Cell Membranes
Cell Membranes

We have been talking about cells being a unit of organization in biology. Let's look at the cell membrane and see how that membrane keeps all of the pieces inside. When you think about a membrane, imagine it is like a big plastic bag with some tiny holes. That bag holds all of the cell pieces and fluids inside the cell and keeps any nasty things outside the cell. The holes are there to let some things move in and out of the cell.

Flexible Containers

The cell membrane is not one solid piece. Everything in life is made of smaller pieces and a membrane is no different. Compounds called proteins and phospholipids make up most of the cell membrane. The phospholipids make the basic bag. The proteins are found around the holes and help move molecules in and out of the cell.

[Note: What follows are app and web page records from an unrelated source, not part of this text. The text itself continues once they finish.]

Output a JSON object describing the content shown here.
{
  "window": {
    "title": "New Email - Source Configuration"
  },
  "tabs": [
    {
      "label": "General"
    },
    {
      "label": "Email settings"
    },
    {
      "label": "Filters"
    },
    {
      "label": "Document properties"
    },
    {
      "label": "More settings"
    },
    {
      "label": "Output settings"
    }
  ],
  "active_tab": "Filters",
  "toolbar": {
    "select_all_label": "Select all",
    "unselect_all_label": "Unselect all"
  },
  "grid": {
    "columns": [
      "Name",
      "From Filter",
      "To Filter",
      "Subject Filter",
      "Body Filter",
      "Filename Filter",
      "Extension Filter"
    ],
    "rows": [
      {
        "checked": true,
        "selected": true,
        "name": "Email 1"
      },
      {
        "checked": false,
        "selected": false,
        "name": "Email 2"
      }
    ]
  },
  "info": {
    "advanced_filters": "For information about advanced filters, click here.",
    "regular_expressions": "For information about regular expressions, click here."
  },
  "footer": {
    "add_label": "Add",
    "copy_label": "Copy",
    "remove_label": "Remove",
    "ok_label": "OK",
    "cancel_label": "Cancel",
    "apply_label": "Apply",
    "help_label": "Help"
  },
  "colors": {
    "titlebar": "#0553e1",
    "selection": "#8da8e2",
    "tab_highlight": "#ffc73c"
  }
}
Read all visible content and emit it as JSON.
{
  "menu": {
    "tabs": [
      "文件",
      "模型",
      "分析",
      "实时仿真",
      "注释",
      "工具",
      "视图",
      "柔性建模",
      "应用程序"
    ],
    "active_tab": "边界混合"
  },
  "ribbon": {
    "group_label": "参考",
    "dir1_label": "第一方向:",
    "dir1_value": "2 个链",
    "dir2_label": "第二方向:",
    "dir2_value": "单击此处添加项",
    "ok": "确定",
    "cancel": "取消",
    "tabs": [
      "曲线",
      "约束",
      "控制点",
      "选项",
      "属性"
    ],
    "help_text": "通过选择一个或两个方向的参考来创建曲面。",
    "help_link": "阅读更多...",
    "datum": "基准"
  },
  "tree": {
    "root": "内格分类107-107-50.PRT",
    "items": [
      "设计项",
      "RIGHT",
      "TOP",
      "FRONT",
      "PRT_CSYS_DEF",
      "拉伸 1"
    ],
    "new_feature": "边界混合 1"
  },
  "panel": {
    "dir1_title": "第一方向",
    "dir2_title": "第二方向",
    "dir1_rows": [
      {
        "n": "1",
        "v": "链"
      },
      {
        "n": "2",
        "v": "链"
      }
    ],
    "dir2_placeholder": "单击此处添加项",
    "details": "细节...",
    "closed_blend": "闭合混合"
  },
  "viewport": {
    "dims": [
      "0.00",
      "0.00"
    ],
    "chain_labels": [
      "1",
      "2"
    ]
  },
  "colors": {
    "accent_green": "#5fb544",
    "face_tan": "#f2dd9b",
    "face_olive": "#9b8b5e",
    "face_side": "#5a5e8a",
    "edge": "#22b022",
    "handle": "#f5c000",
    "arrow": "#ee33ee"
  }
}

Scientists describe the organization of the phospholipids and proteins with the fluid mosaic model. That model shows that the phospholipids are in a shape like a head and a tail. The heads like water (hydrophilic) and the tails do not like water (hydrophobic). The tails bump up against each other and the heads are out facing the watery area surrounding the cell. The two layers of cells are called the bilayer.

Ingrained in the Membrane

What about the membrane proteins? Scientists have shown that the proteins float in that bilayer. Some of them are found on the inside of the cell and some on the outside. Other proteins cross the bilayer with one end outside of the cell and one end inside. Those proteins that cross the layer are very important in the active transport of ions and small molecules.

Many Membranes

As you learn more about the organelles inside of the cell, you will find that most have a membrane. They do not have the same chemical makeup as the cell membrane. Each membrane is unique to the organelle. The membrane that surrounds a lysosome is different from the membrane around the endoplasmic reticulum. They are both different from the cell membrane.

Some organelles have two membranes. A
mitochondrion has an outer and inner membrane. The outer membrane contains the mitochondrion parts. The inner molecule holds digestive enzymes that break down food. While we talk about membranes all the time, you should remember they all use a basic phospholipid bilayer, but have many other different parts.